**SOURCE MATERIAL:**
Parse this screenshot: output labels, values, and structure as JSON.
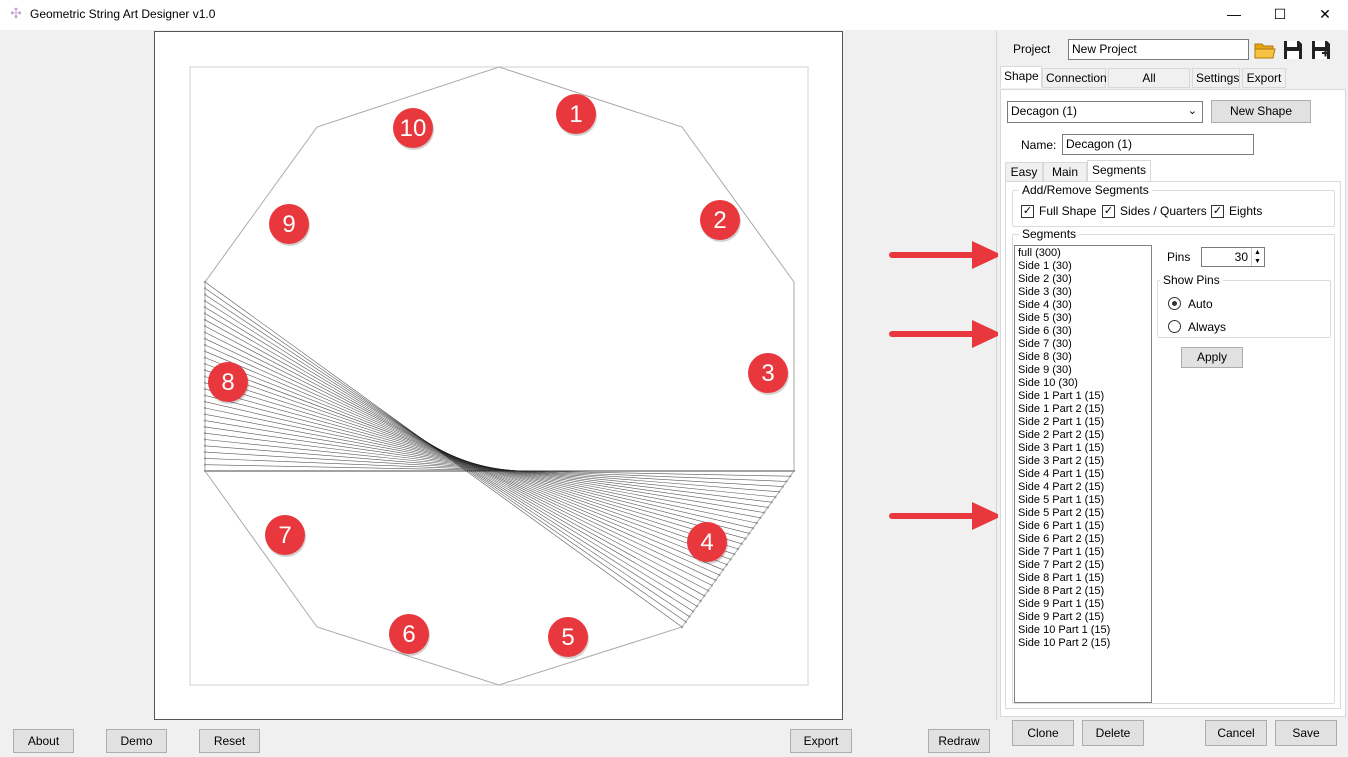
{
  "window": {
    "title": "Geometric String Art Designer v1.0",
    "icon": "app-star-icon",
    "minimize_icon": "—",
    "maximize_icon": "☐",
    "close_icon": "✕"
  },
  "bottom_bar": {
    "about_label": "About",
    "demo_label": "Demo",
    "reset_label": "Reset",
    "export_label": "Export",
    "redraw_label": "Redraw"
  },
  "side_markers": [
    "1",
    "2",
    "3",
    "4",
    "5",
    "6",
    "7",
    "8",
    "9",
    "10"
  ],
  "panel": {
    "project_label": "Project",
    "project_value": "New Project",
    "open_icon": "folder-open-icon",
    "save_icon": "save-icon",
    "save_as_icon": "save-as-icon",
    "tabs": [
      "Shape",
      "Connection",
      "All Connections",
      "Settings",
      "Export"
    ],
    "active_tab": "Shape",
    "shape_select_value": "Decagon (1)",
    "new_shape_label": "New Shape",
    "name_label": "Name:",
    "name_value": "Decagon (1)",
    "subtabs": [
      "Easy",
      "Main",
      "Segments"
    ],
    "active_subtab": "Segments",
    "add_remove_title": "Add/Remove Segments",
    "checkboxes": [
      {
        "label": "Full Shape",
        "checked": true
      },
      {
        "label": "Sides / Quarters",
        "checked": true
      },
      {
        "label": "Eights",
        "checked": true
      }
    ],
    "segments_title": "Segments",
    "segments": [
      "full (300)",
      "Side 1 (30)",
      "Side 2 (30)",
      "Side 3 (30)",
      "Side 4 (30)",
      "Side 5 (30)",
      "Side 6 (30)",
      "Side 7 (30)",
      "Side 8 (30)",
      "Side 9 (30)",
      "Side 10 (30)",
      "Side 1 Part 1 (15)",
      "Side 1 Part 2 (15)",
      "Side 2 Part 1 (15)",
      "Side 2 Part 2 (15)",
      "Side 3 Part 1 (15)",
      "Side 3 Part 2 (15)",
      "Side 4 Part 1 (15)",
      "Side 4 Part 2 (15)",
      "Side 5 Part 1 (15)",
      "Side 5 Part 2 (15)",
      "Side 6 Part 1 (15)",
      "Side 6 Part 2 (15)",
      "Side 7 Part 1 (15)",
      "Side 7 Part 2 (15)",
      "Side 8 Part 1 (15)",
      "Side 8 Part 2 (15)",
      "Side 9 Part 1 (15)",
      "Side 9 Part 2 (15)",
      "Side 10 Part 1 (15)",
      "Side 10 Part 2 (15)"
    ],
    "pins_label": "Pins",
    "pins_value": "30",
    "show_pins_title": "Show Pins",
    "radio_auto": "Auto",
    "radio_always": "Always",
    "show_pins_selected": "Auto",
    "apply_label": "Apply",
    "clone_label": "Clone",
    "delete_label": "Delete",
    "cancel_label": "Cancel",
    "save_label": "Save"
  },
  "colors": {
    "marker_fill": "#e8383d",
    "arrow": "#e8383d",
    "outline": "#aaaaaa",
    "string": "#222222"
  }
}
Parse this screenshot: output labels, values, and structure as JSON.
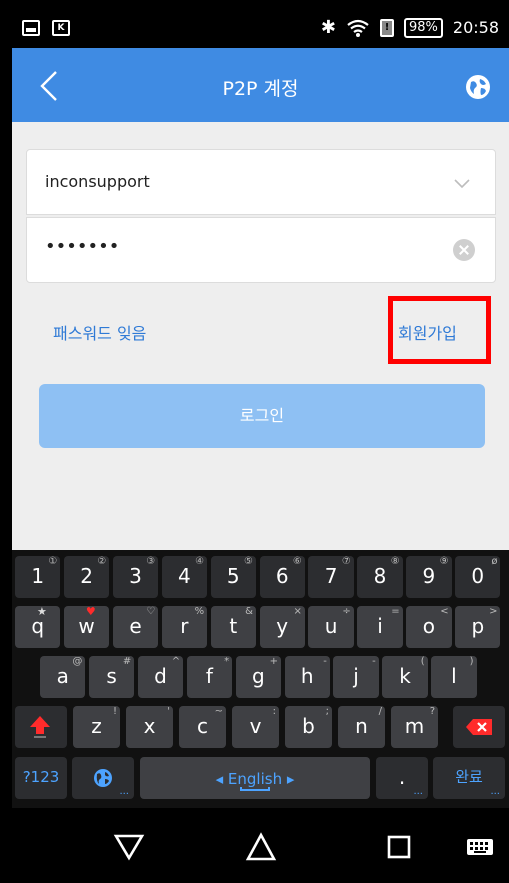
{
  "status_bar": {
    "battery": "98%",
    "time": "20:58",
    "rc_icon_text": "K",
    "sim_icon_text": "!"
  },
  "app_bar": {
    "title": "P2P 계정"
  },
  "login_form": {
    "username_value": "inconsupport",
    "password_value": "•••••••",
    "forgot_password_label": "패스워드 잊음",
    "signup_label": "회원가입",
    "login_button_label": "로그인"
  },
  "keyboard": {
    "number_row": [
      {
        "main": "1",
        "sup": "①"
      },
      {
        "main": "2",
        "sup": "②"
      },
      {
        "main": "3",
        "sup": "③"
      },
      {
        "main": "4",
        "sup": "④"
      },
      {
        "main": "5",
        "sup": "⑤"
      },
      {
        "main": "6",
        "sup": "⑥"
      },
      {
        "main": "7",
        "sup": "⑦"
      },
      {
        "main": "8",
        "sup": "⑧"
      },
      {
        "main": "9",
        "sup": "⑨"
      },
      {
        "main": "0",
        "sup": "ø"
      }
    ],
    "row1": [
      {
        "main": "q",
        "sup": ""
      },
      {
        "main": "w",
        "sup": ""
      },
      {
        "main": "e",
        "sup": "♡"
      },
      {
        "main": "r",
        "sup": "%"
      },
      {
        "main": "t",
        "sup": "&"
      },
      {
        "main": "y",
        "sup": "×"
      },
      {
        "main": "u",
        "sup": "÷"
      },
      {
        "main": "i",
        "sup": "="
      },
      {
        "main": "o",
        "sup": "<"
      },
      {
        "main": "p",
        "sup": ">"
      }
    ],
    "row2": [
      {
        "main": "a",
        "sup": "@"
      },
      {
        "main": "s",
        "sup": "#"
      },
      {
        "main": "d",
        "sup": "^"
      },
      {
        "main": "f",
        "sup": "*"
      },
      {
        "main": "g",
        "sup": "+"
      },
      {
        "main": "h",
        "sup": "-"
      },
      {
        "main": "j",
        "sup": "-"
      },
      {
        "main": "k",
        "sup": "("
      },
      {
        "main": "l",
        "sup": ")"
      }
    ],
    "row3": [
      {
        "main": "z",
        "sup": "!"
      },
      {
        "main": "x",
        "sup": "'"
      },
      {
        "main": "c",
        "sup": "~"
      },
      {
        "main": "v",
        "sup": ":"
      },
      {
        "main": "b",
        "sup": ";"
      },
      {
        "main": "n",
        "sup": "/"
      },
      {
        "main": "m",
        "sup": "?"
      }
    ],
    "mode_label": "?123",
    "space_label": "◂ English ▸",
    "period_label": ".",
    "done_label": "완료",
    "accent_color": "#4da3ff"
  },
  "colors": {
    "app_bar": "#3f8be3",
    "login_button": "#8ec0f3",
    "link": "#2f7ad6",
    "highlight": "#ff0000"
  }
}
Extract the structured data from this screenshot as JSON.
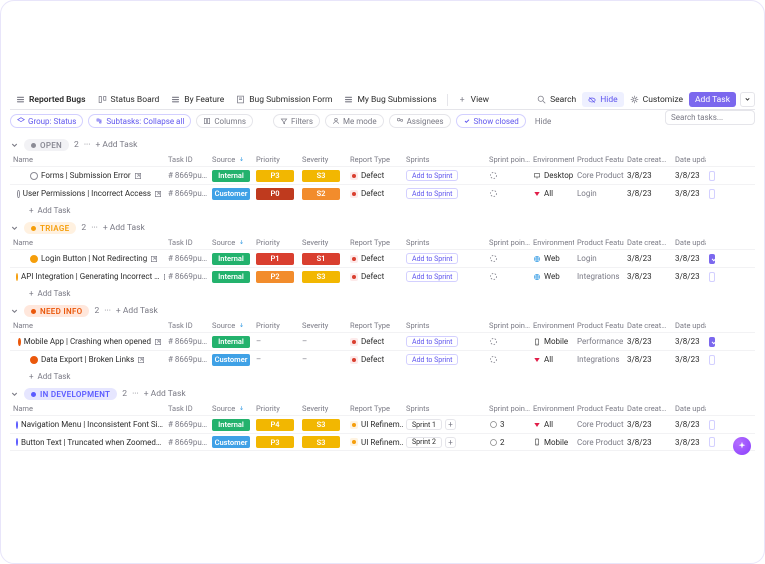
{
  "tabs": {
    "reported": "Reported Bugs",
    "status": "Status Board",
    "feature": "By Feature",
    "form": "Bug Submission Form",
    "mysubs": "My Bug Submissions",
    "view": "View",
    "search": "Search",
    "hide": "Hide",
    "customize": "Customize",
    "addtask": "Add Task"
  },
  "filters": {
    "group": "Group: Status",
    "subtasks": "Subtasks: Collapse all",
    "columns": "Columns",
    "filters": "Filters",
    "memode": "Me mode",
    "assignees": "Assignees",
    "showclosed": "Show closed",
    "hide": "Hide"
  },
  "search_placeholder": "Search tasks...",
  "headers": {
    "name": "Name",
    "taskid": "Task ID",
    "source": "Source",
    "priority": "Priority",
    "severity": "Severity",
    "report": "Report Type",
    "sprints": "Sprints",
    "sprintp": "Sprint poin…",
    "env": "Environment",
    "feature": "Product Feature",
    "created": "Date creat…",
    "updated": "Date upda…"
  },
  "badges": {
    "internal": "Internal",
    "customer": "Customer",
    "P0": "P0",
    "P1": "P1",
    "P2": "P2",
    "P3": "P3",
    "S1": "S1",
    "S2": "S2",
    "S3": "S3",
    "defect": "Defect",
    "uirefine": "UI Refinem…"
  },
  "sprint_actions": {
    "add": "Add to Sprint",
    "sprint1": "Sprint 1",
    "sprint2": "Sprint 2"
  },
  "env": {
    "all": "All",
    "web": "Web",
    "mobile": "Mobile",
    "desktop": "Desktop"
  },
  "feat": {
    "core": "Core Product",
    "login": "Login",
    "integrations": "Integrations",
    "performance": "Performance"
  },
  "dates": {
    "d": "3/8/23"
  },
  "labels": {
    "addtask": "Add Task"
  },
  "sections": [
    {
      "key": "open",
      "label": "OPEN",
      "count": "2"
    },
    {
      "key": "triage",
      "label": "TRIAGE",
      "count": "2"
    },
    {
      "key": "need",
      "label": "NEED INFO",
      "count": "2"
    },
    {
      "key": "dev",
      "label": "IN DEVELOPMENT",
      "count": "2"
    }
  ],
  "rows": {
    "open": [
      {
        "name": "Forms | Submission Error",
        "id": "# 8669pu…",
        "source": "Internal",
        "priority": "P3",
        "severity": "S3",
        "report": "Defect",
        "sprint": "add",
        "points": "",
        "env": "Desktop",
        "feature": "Core Product",
        "created": "3/8/23",
        "updated": "3/8/23",
        "checked": false
      },
      {
        "name": "User Permissions | Incorrect Access",
        "id": "# 8669pu…",
        "source": "Customer",
        "priority": "P0",
        "severity": "S2",
        "report": "Defect",
        "sprint": "add",
        "points": "",
        "env": "All",
        "feature": "Login",
        "created": "3/8/23",
        "updated": "3/8/23",
        "checked": false
      }
    ],
    "triage": [
      {
        "name": "Login Button | Not Redirecting",
        "id": "# 8669pu…",
        "source": "Internal",
        "priority": "P1",
        "severity": "S1",
        "report": "Defect",
        "sprint": "add",
        "points": "",
        "env": "Web",
        "feature": "Login",
        "created": "3/8/23",
        "updated": "3/8/23",
        "checked": true
      },
      {
        "name": "API Integration | Generating Incorrect …",
        "id": "# 8669pu…",
        "source": "Internal",
        "priority": "P2",
        "severity": "S3",
        "report": "Defect",
        "sprint": "add",
        "points": "",
        "env": "Web",
        "feature": "Integrations",
        "created": "3/8/23",
        "updated": "3/8/23",
        "checked": false
      }
    ],
    "need": [
      {
        "name": "Mobile App | Crashing when opened",
        "id": "# 8669pu…",
        "source": "Internal",
        "priority": "-",
        "severity": "-",
        "report": "Defect",
        "sprint": "add",
        "points": "",
        "env": "Mobile",
        "feature": "Performance",
        "created": "3/8/23",
        "updated": "3/8/23",
        "checked": true
      },
      {
        "name": "Data Export | Broken Links",
        "id": "# 8669pu…",
        "source": "Customer",
        "priority": "-",
        "severity": "-",
        "report": "Defect",
        "sprint": "add",
        "points": "",
        "env": "All",
        "feature": "Integrations",
        "created": "3/8/23",
        "updated": "3/8/23",
        "checked": false
      }
    ],
    "dev": [
      {
        "name": "Navigation Menu | Inconsistent Font Si…",
        "id": "# 8669pu…",
        "source": "Internal",
        "priority": "P4",
        "severity": "S3",
        "report": "UI Refinem…",
        "sprint": "sprint1",
        "points": "3",
        "env": "All",
        "feature": "Core Product",
        "created": "3/8/23",
        "updated": "3/8/23",
        "checked": false
      },
      {
        "name": "Button Text | Truncated when Zoomed…",
        "id": "# 8669pu…",
        "source": "Customer",
        "priority": "P3",
        "severity": "S3",
        "report": "UI Refinem…",
        "sprint": "sprint2",
        "points": "2",
        "env": "Mobile",
        "feature": "Core Product",
        "created": "3/8/23",
        "updated": "3/8/23",
        "checked": false
      }
    ]
  }
}
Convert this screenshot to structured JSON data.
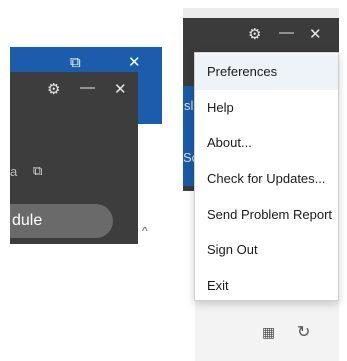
{
  "left_window": {
    "maximize_glyph": "⧉",
    "minimize_glyph": "—",
    "close_glyph": "✕",
    "settings_glyph": "⚙",
    "copy_glyph": "⧉",
    "text_fragment": "a",
    "module_label": "dule",
    "chevron_glyph": "^"
  },
  "right_window": {
    "settings_glyph": "⚙",
    "minimize_glyph": "—",
    "close_glyph": "✕",
    "edge_text_1": "sl",
    "edge_text_2": "Sc"
  },
  "menu": {
    "items": [
      {
        "label": "Preferences"
      },
      {
        "label": "Help"
      },
      {
        "label": "About..."
      },
      {
        "label": "Check for Updates..."
      },
      {
        "label": "Send Problem Report"
      },
      {
        "label": "Sign Out"
      },
      {
        "label": "Exit"
      }
    ]
  },
  "bottom_icons": {
    "calendar_glyph": "▦",
    "refresh_glyph": "↻"
  },
  "colors": {
    "title_blue": "#1b5dac",
    "dark_bg": "#3d3d3d",
    "menu_bg": "#ffffff",
    "menu_highlight": "#eef3f8"
  }
}
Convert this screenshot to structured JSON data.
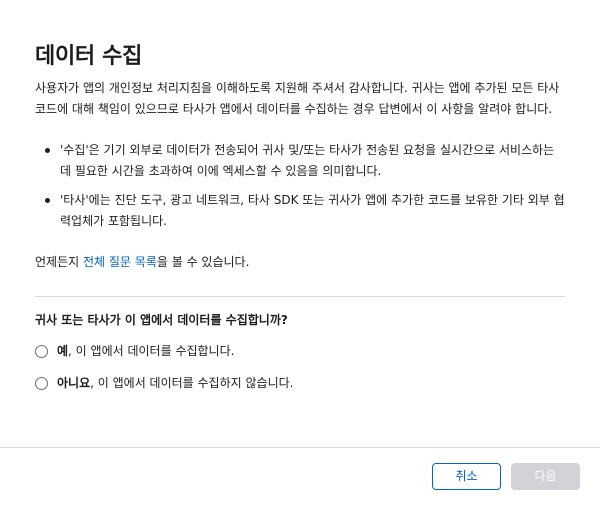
{
  "dialog": {
    "title": "데이터 수집",
    "intro": "사용자가 앱의 개인정보 처리지침을 이해하도록 지원해 주셔서 감사합니다. 귀사는 앱에 추가된 모든 타사 코드에 대해 책임이 있으므로 타사가 앱에서 데이터를 수집하는 경우 답변에서 이 사항을 알려야 합니다.",
    "bullets": [
      "'수집'은 기기 외부로 데이터가 전송되어 귀사 및/또는 타사가 전송된 요청을 실시간으로 서비스하는 데 필요한 시간을 초과하여 이에 엑세스할 수 있음을 의미합니다.",
      "'타사'에는 진단 도구, 광고 네트워크, 타사 SDK 또는 귀사가 앱에 추가한 코드를 보유한 기타 외부 협력업체가 포함됩니다."
    ],
    "faq": {
      "prefix": "언제든지 ",
      "link": "전체 질문 목록",
      "suffix": "을 볼 수 있습니다."
    },
    "question": "귀사 또는 타사가 이 앱에서 데이터를 수집합니까?",
    "options": {
      "yes": {
        "strong": "예",
        "rest": ", 이 앱에서 데이터를 수집합니다."
      },
      "no": {
        "strong": "아니요",
        "rest": ", 이 앱에서 데이터를 수집하지 않습니다."
      }
    }
  },
  "footer": {
    "cancel_label": "취소",
    "next_label": "다음"
  },
  "colors": {
    "link": "#0066cc",
    "disabled_button": "#d2d2d7",
    "divider": "#d9d9d9"
  }
}
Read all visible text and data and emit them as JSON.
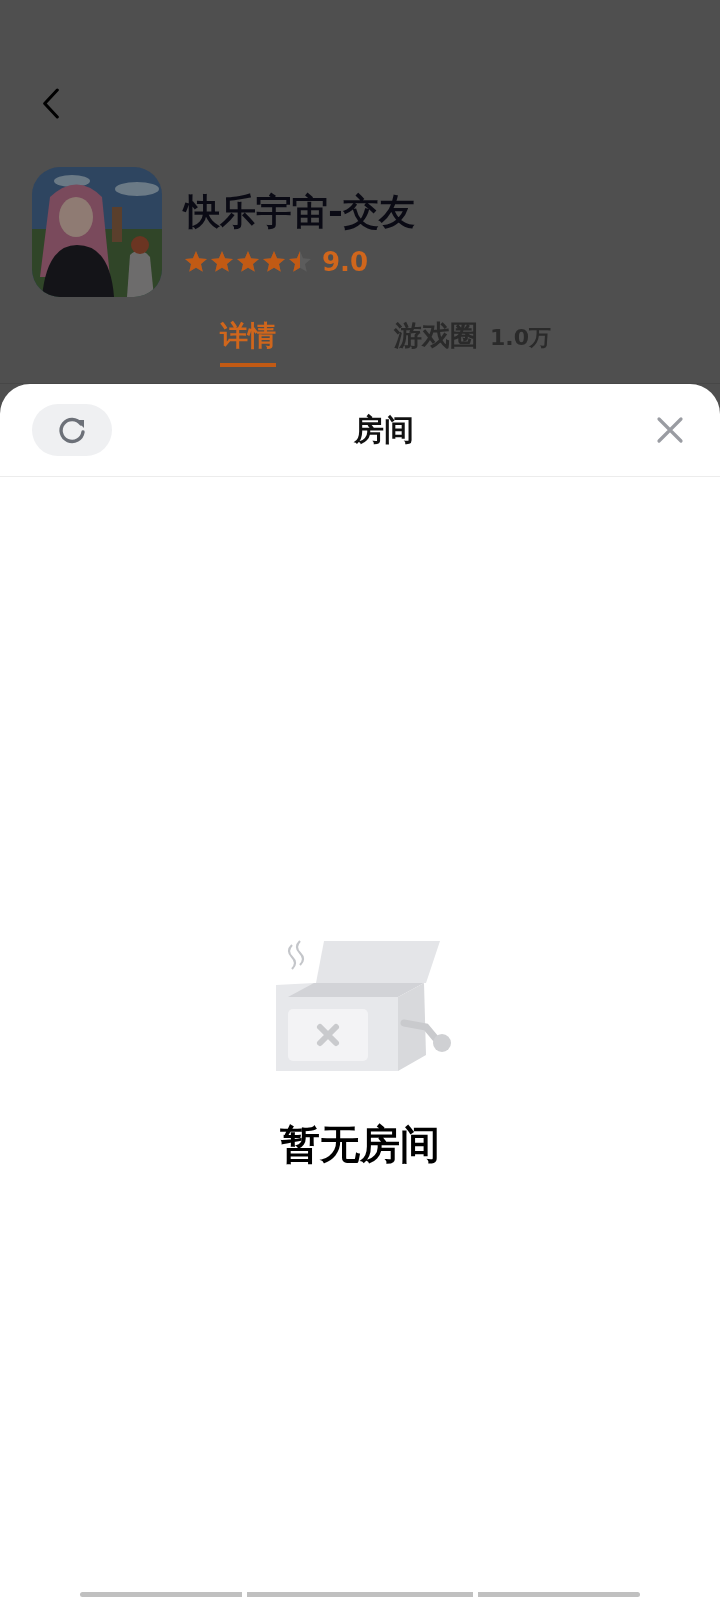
{
  "app": {
    "title": "快乐宇宙-交友",
    "stars": 4.5,
    "rating": "9.0"
  },
  "tabs": [
    {
      "label": "详情",
      "selected": true
    },
    {
      "label": "游戏圈",
      "count": "1.0万",
      "selected": false
    }
  ],
  "sheet": {
    "title": "房间",
    "empty_text": "暂无房间"
  }
}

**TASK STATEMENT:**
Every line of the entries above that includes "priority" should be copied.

**EXERCISE OUTPUT:**
    "priority": "Priority",
        "priority": "P3",
        "priority": "P0",
        "priority": "P1",
        "priority": "P2",
        "priority": "-",
        "priority": "-",
        "priority": "P4",
        "priority": "P3",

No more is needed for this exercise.